Powell does take a brief stab at explication by using everyone’s favorite weather/climate metaphor: the loaded dice. (I prefer the juiced-up-ballplayer analogy, which is cleverer, but the crooked dice analogy works, too.) There is a great deal of randomness in day-to-day weather, just as there is in rolling a pair of fair dice. But, as Powell points out, if you rolled 100 times and got a “12” 15 times – five times the expected number – you’d strongly suspect you were rolling loaded dice. “But by then,” he notes, “it would be too late to do anything about it. Waiting until global warming has caused so many climate disasters that no one can have any doubt about its reality is like waiting until the game is over to decide whether the dice are loaded. A better approach would be to keep track of each throw in the dice game as it occurred, like a blackjack player counting cards…. Instead of waiting for decades to find out whether global warming has occurred, we need to keep track of it as it goes, and the best way to do that is by paying close attention to extreme weather events. 2011 gave us more than enough.”

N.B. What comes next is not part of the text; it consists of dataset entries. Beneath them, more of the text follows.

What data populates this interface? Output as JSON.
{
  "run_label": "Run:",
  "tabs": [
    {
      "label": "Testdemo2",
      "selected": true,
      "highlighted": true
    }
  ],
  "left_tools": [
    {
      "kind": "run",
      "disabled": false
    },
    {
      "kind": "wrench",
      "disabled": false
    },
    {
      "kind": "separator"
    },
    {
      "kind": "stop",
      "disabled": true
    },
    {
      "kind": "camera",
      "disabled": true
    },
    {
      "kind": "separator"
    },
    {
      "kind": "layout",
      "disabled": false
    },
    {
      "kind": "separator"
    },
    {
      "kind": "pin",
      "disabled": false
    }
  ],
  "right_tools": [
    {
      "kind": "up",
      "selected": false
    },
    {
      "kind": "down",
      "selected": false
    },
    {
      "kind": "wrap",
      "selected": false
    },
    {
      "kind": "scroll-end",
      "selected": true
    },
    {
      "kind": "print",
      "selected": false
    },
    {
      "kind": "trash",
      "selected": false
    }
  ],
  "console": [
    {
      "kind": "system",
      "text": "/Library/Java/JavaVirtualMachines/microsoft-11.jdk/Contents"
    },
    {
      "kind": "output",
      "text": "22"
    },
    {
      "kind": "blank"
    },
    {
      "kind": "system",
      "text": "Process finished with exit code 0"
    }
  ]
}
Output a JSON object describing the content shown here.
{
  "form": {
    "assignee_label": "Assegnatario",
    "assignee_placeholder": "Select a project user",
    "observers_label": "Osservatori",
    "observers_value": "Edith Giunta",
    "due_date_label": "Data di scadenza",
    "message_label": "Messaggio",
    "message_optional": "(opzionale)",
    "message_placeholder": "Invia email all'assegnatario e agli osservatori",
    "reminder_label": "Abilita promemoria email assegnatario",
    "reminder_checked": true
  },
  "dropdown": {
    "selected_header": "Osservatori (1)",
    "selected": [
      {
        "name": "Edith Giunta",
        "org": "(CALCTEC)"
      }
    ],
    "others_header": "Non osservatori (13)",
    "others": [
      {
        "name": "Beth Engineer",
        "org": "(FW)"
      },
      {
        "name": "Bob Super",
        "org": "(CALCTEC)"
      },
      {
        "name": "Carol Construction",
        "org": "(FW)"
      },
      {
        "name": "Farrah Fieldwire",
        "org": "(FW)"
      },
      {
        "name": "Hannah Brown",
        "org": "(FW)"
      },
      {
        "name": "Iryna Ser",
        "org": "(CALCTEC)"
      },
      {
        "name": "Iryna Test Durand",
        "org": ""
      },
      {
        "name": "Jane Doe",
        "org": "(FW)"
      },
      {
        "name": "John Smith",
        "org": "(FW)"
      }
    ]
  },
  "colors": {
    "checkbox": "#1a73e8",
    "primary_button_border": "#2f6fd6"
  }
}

But most of us already know this; we can see the plain evidence through our office windows and computer screens. What we need to understand much more deeply is how that visible evidence fits into the scientific big picture of human-induced climate change. James Powell is very well qualified to tell us much more about that, but Going to Extremes is mostly a missed opportunity to do so.
Dan Fagin is a writer and professor at New York University’s Arthur L. Carter Journalism Institute, where he is the director of the masters-level Science, Health and Environmental Reporting Program. His next book, on environmental epidemiology and the Toms River, New Jersey, cancer cluster, will be published in the spring of 2013 by Random House.